When you are a professional baseball player constantly on the road, home is wherever your family is. That’s why one close-knit Arizona couple so treasured traveling with their two young children in tow, following the husband’s major league games around the country. But after years of adventures across America’s iconic ballparks, the family longed to plant deeper roots in their native state. “We wanted our home to become the hub for our families, where everyone could be together,” the wife shares.
They already loved so much of their newly constructed house in Tempe, with its rotunda entryway, arched windows and tall ceilings. But the space lacked those tangible and intangible layers that give residences a sense of belonging. “They needed to experience that welcoming feeling right when you walk in,” says interior designer Britany Simon, whom the family recruited to help make this dwelling completely their own.
The most important thing to the couple was a “family vibe,” the wife says. “I wanted it to be elevated, but also homey.” Simon’s first step in this balance was ensuring the furniture worked with the architectural details. To anchor the round entrance hall, for example, Simon chose a hefty concrete pedestal table and fluted stool in statuary white, echoing the space’s shapely outlines. Veins of glamour also run through the special occasion areas, “which we made more polished—literally—by adding metals and mirrors,” she notes. Stainless steel chairs in the dining room as well as a glossy velvet tufted sofa and oversize mirror in the living room infuse the abode with luxurious touches.
For more informal areas, like the family room and breakfast nook, Simon favored streamlined versions of classic shapes to “achieve that mix of modern and traditional,” the designer explains. But she incorporated understated textures for a more relaxed atmosphere, such as the deep-seated sectional covered in nubby bouclé and the custom oversize coffee table made from salvaged Douglas fir. Those finishes “really ground the space in warmth,” she says. Swivel armchairs and ottomans also offer dynamic seating options, adaptable for both quiet family nights and large weekend gatherings with friends. “In our projects, we always like to include pieces that can be easily moved around wherever an extra person needs to join a conversation,” Simon notes.
Though the clients were open to wandering outside their comfort zone, they did have one major request: “They wanted a really quiet color palette, so the spaces would feel airy,” Simon says. The muted tones marked a notable departure for her team, known for their bold strokes of color. “But we liked the challenge,” the designer adds. “We kept everything fairly light, with creams, whites, taupes and beiges throughout.” The lone exceptions were reserved for personal gestures, like the framed sports uniforms in the media room, including the couple’s letterman jackets from their early days as high school sweethearts. Of course, rooms in varying shades of white don’t naturally seem child-friendly, but Simon focused on integrating durable performance-quality textiles, weathered woods and hardy metals so “they could live in their home without feeling like it’s a burden,” she says.
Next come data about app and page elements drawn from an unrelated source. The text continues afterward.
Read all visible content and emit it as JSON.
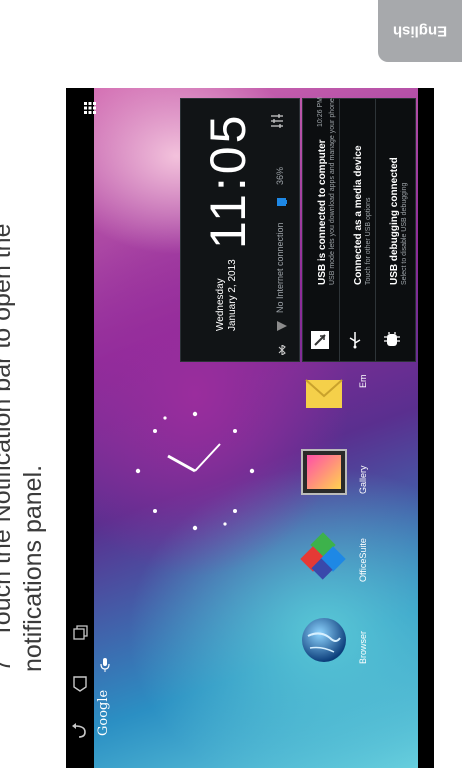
{
  "manual": {
    "language_tab": "English",
    "instruction": "Touch the Notification bar to open the notifications panel.",
    "step_number": "7"
  },
  "home": {
    "search_label": "Google",
    "apps": [
      {
        "label": "Browser"
      },
      {
        "label": "OfficeSuite"
      },
      {
        "label": "Gallery"
      },
      {
        "label": "Em"
      }
    ]
  },
  "notifications": {
    "day": "Wednesday",
    "date": "January 2, 2013",
    "time": "11:05",
    "network_status": "No Internet connection",
    "battery": "36%",
    "items": [
      {
        "title": "USB is connected to computer",
        "subtitle": "USB mode lets you download apps and manage your phone",
        "time": "10:26 PM"
      },
      {
        "title": "Connected as a media device",
        "subtitle": "Touch for other USB options",
        "time": ""
      },
      {
        "title": "USB debugging connected",
        "subtitle": "Select to disable USB debugging",
        "time": ""
      }
    ]
  },
  "colors": {
    "panel_bg": "#111416",
    "accent": "#33b5e5",
    "tab_grey": "#a7a9ac"
  }
}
Away from these central gathering areas, Simon made sure to cultivate more private, personal niches. Layered in mirrored finishes, velvet throws and lush drapes, the main bedroom “feels like a retreat,” the wife notes. “I go in there and I feel at peace.” The couple particularly enjoys brief moments of quiet in the bedroom’s sitting area, which showcases a curvaceous loveseat “that seems almost made for that space,” the designer says. Meanwhile, the children claim their own domain in the whimsical playroom, where Simon commissioned a hand-painted tree mural, reinforced climbing wall, and custom dollhouse mimicking the dwelling’s colors and textures. “The wife always talks about how much the kids miss that space when they’re away,” Simon shares. “It’s one of the first places they run to when they come home.”
The designer never lost sight of the fact that the clients would frequently leave this house for long sojourns. Distance would only concentrate their longing for home and deepen that precious moment of return as they reunite with family and friends. “And that’s my favorite part,” Simon says. “It’s so rewarding to know that you’re creating spaces that are not only functional, but also make them feel good and represent who they are.”